I only get the chance to visit Pare on the weekend, as the weather during the week had been windy and cold, and we wanted to get there by tractor. Moreover, the people that had to take me where very busy planting their potatoes and seeds. But that was a good way for going to work with them, learning more about their lifestyle (since many speakers share stories related to agriculture which are difficult to figure out for a foreign boy grown up in a big city), and why not, do some physical exercise.
Pare has gorgeous landscapes and the people in the village have a very interesting variety (within the tiny Torokanian group; e.g.*pѣsъkъ > pa’sok). As I said, the nearest church serving the whole area is in Vystraw. So the village has a bell (which is a century old) used in order to warn people about fires, announce someone’s burial or that it’s an important religious day (Easter or Christmas). I got to interview the man who has been in charge of that task for the past 20 years:
I was very excited for being able to interview four people in Pare, and I was planing on going back to Pare on foot that week, to take longer interviews from the ‘best’ speakers I had met. But the weather forecast turned against me on Monday morning, and they said it was going to be raining until Sunday 1st of May (which is Easter here, and I really wanted to record ethnographically interesting material in the village). But which is worse, it may be that the weather it’s going to be rainy (with eventual wet snow) until May 20th (unusual for the region). Hence, I decided to leave the village on Tuesday (26th), and come back later on, when the weather is better.
[Maria Uladzimirawna, from Pare]
Back in the city, I started looking for other villages where the Torokanian variety is spoken in county Drahichyn.

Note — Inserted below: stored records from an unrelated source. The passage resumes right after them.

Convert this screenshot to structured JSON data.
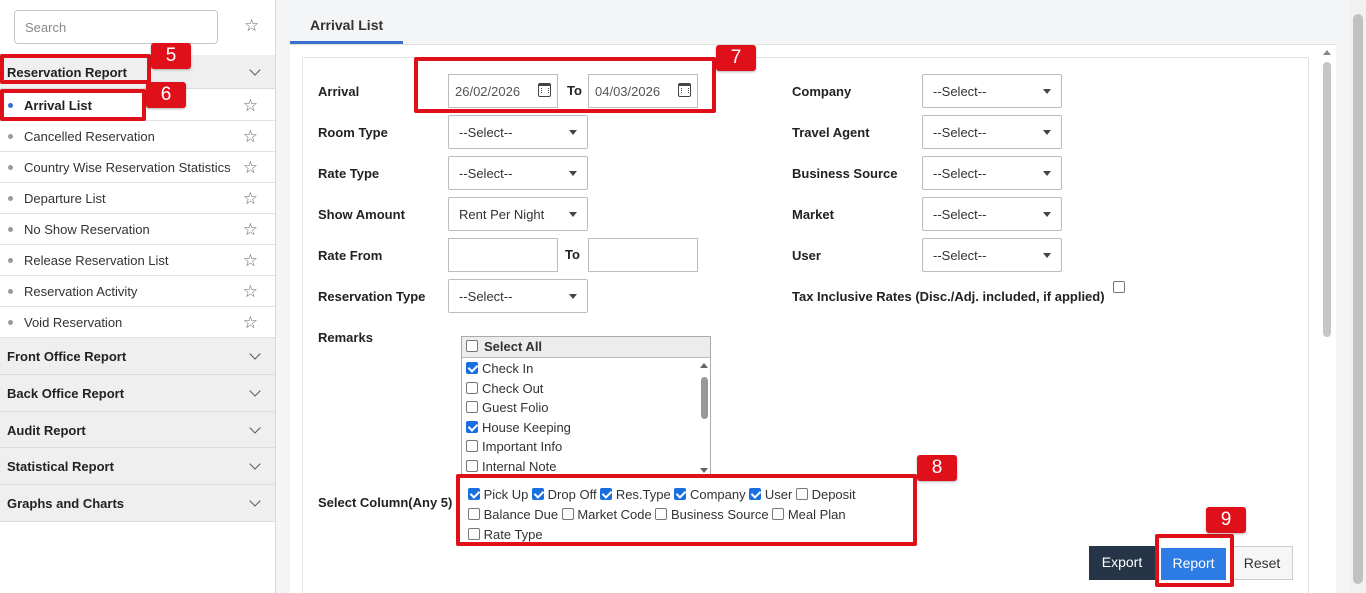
{
  "sidebar": {
    "search": {
      "placeholder": "Search"
    },
    "reservation_section": "Reservation Report",
    "items": [
      {
        "label": "Arrival List",
        "active": true
      },
      {
        "label": "Cancelled Reservation"
      },
      {
        "label": "Country Wise Reservation Statistics"
      },
      {
        "label": "Departure List"
      },
      {
        "label": "No Show Reservation"
      },
      {
        "label": "Release Reservation List"
      },
      {
        "label": "Reservation Activity"
      },
      {
        "label": "Void Reservation"
      }
    ],
    "sections": [
      "Front Office Report",
      "Back Office Report",
      "Audit Report",
      "Statistical Report",
      "Graphs and Charts"
    ]
  },
  "tabs": {
    "active": "Arrival List"
  },
  "form": {
    "arrival": {
      "label": "Arrival",
      "from": "26/02/2026",
      "to_label": "To",
      "to": "04/03/2026"
    },
    "room_type": {
      "label": "Room Type",
      "value": "--Select--"
    },
    "rate_type": {
      "label": "Rate Type",
      "value": "--Select--"
    },
    "show_amount": {
      "label": "Show Amount",
      "value": "Rent Per Night"
    },
    "rate_from": {
      "label": "Rate From",
      "from": "",
      "to_label": "To",
      "to": ""
    },
    "reservation_type": {
      "label": "Reservation Type",
      "value": "--Select--"
    },
    "company": {
      "label": "Company",
      "value": "--Select--"
    },
    "travel_agent": {
      "label": "Travel Agent",
      "value": "--Select--"
    },
    "business_source": {
      "label": "Business Source",
      "value": "--Select--"
    },
    "market": {
      "label": "Market",
      "value": "--Select--"
    },
    "user": {
      "label": "User",
      "value": "--Select--"
    },
    "tax_inclusive": {
      "label": "Tax Inclusive Rates (Disc./Adj. included, if applied)",
      "checked": false
    },
    "remarks": {
      "label": "Remarks",
      "select_all": "Select All",
      "items": [
        {
          "label": "Check In",
          "checked": true
        },
        {
          "label": "Check Out",
          "checked": false
        },
        {
          "label": "Guest Folio",
          "checked": false
        },
        {
          "label": "House Keeping",
          "checked": true
        },
        {
          "label": "Important Info",
          "checked": false
        },
        {
          "label": "Internal Note",
          "checked": false
        }
      ]
    },
    "select_column": {
      "label": "Select Column(Any 5)",
      "options": [
        {
          "label": "Pick Up",
          "checked": true
        },
        {
          "label": "Drop Off",
          "checked": true
        },
        {
          "label": "Res.Type",
          "checked": true
        },
        {
          "label": "Company",
          "checked": true
        },
        {
          "label": "User",
          "checked": true
        },
        {
          "label": "Deposit",
          "checked": false
        },
        {
          "label": "Balance Due",
          "checked": false
        },
        {
          "label": "Market Code",
          "checked": false
        },
        {
          "label": "Business Source",
          "checked": false
        },
        {
          "label": "Meal Plan",
          "checked": false
        },
        {
          "label": "Rate Type",
          "checked": false
        }
      ]
    }
  },
  "buttons": {
    "export": "Export",
    "report": "Report",
    "reset": "Reset"
  },
  "annotations": [
    "5",
    "6",
    "7",
    "8",
    "9"
  ],
  "colors": {
    "accent": "#2d7be5",
    "annotation": "#e0101b",
    "dark_button": "#253446"
  }
}
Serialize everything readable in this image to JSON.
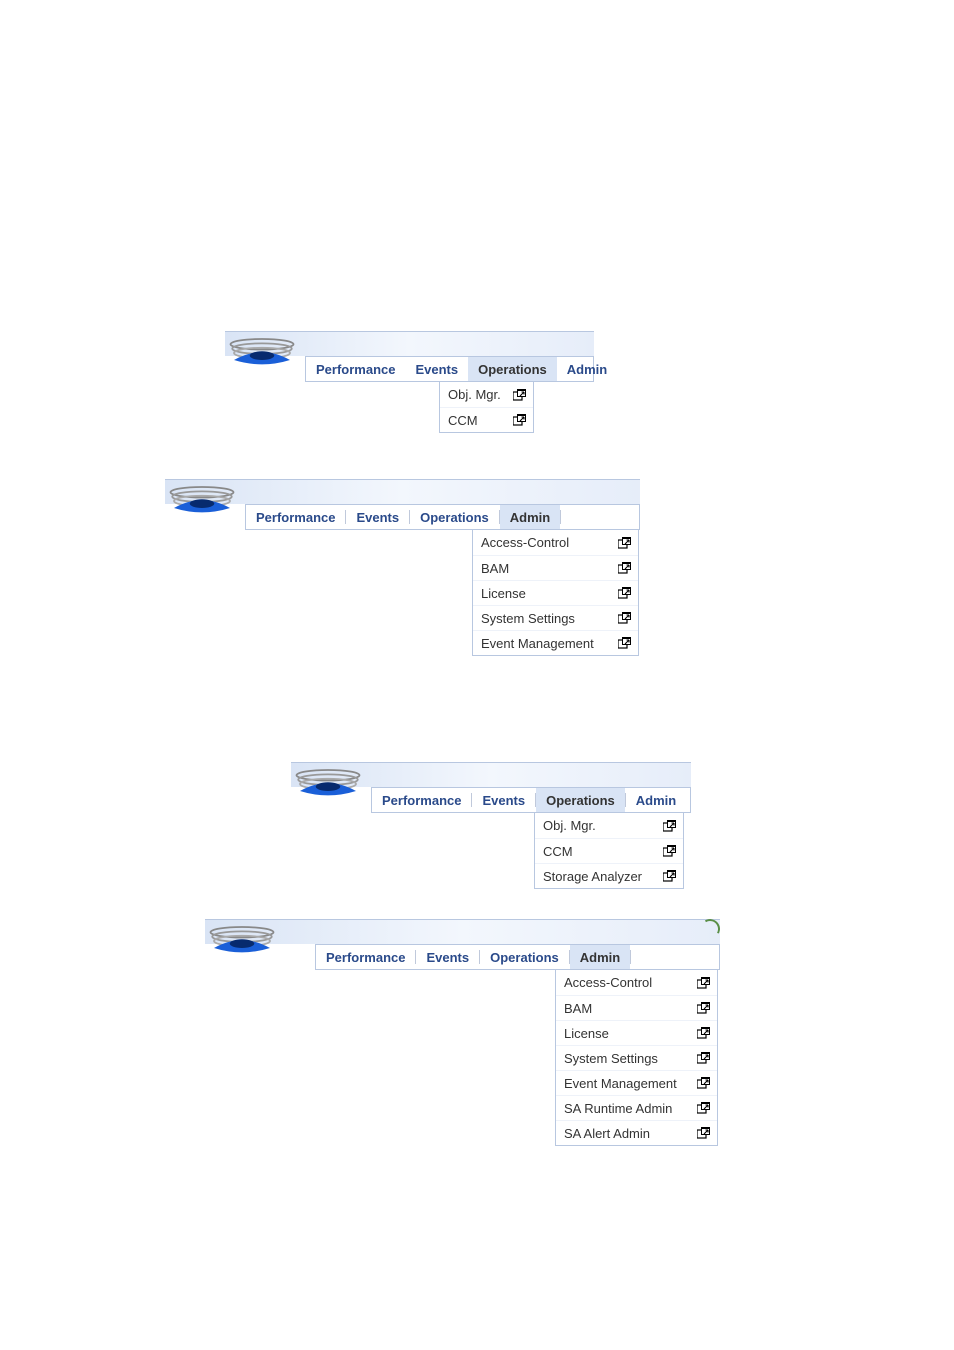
{
  "tabs": {
    "performance": "Performance",
    "events": "Events",
    "operations": "Operations",
    "admin": "Admin"
  },
  "panel1": {
    "selected": "operations",
    "dropdown": [
      "Obj. Mgr.",
      "CCM"
    ]
  },
  "panel2": {
    "selected": "admin",
    "dropdown": [
      "Access-Control",
      "BAM",
      "License",
      "System Settings",
      "Event Management"
    ]
  },
  "panel3": {
    "selected": "operations",
    "dropdown": [
      "Obj. Mgr.",
      "CCM",
      "Storage Analyzer"
    ]
  },
  "panel4": {
    "selected": "admin",
    "dropdown": [
      "Access-Control",
      "BAM",
      "License",
      "System Settings",
      "Event Management",
      "SA Runtime Admin",
      "SA Alert Admin"
    ]
  }
}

That was hard as everybody was very busy preparing for Easter (as the house must be spotless and the table must be overflowing with food), plus I got really sick during that week.
But good news, I found some people living in a tiny village with less than 50 dwellers, just 2km away from Torokan (Imeniny), and I just got here last Monday (2nd of May). People here celebrate Easter for three days, and so on the third day, apart from preparing lots of food, they visit the tombs of their relatives. By Easter everybody had had to clean their relatives’ tombs and pour out new sand. Now they had to bring new (plastic) flowers and tie very bright laces, so that people notice that those people are lying there and there are people caring about them.
More news about my time in county Drahichyn on the next post.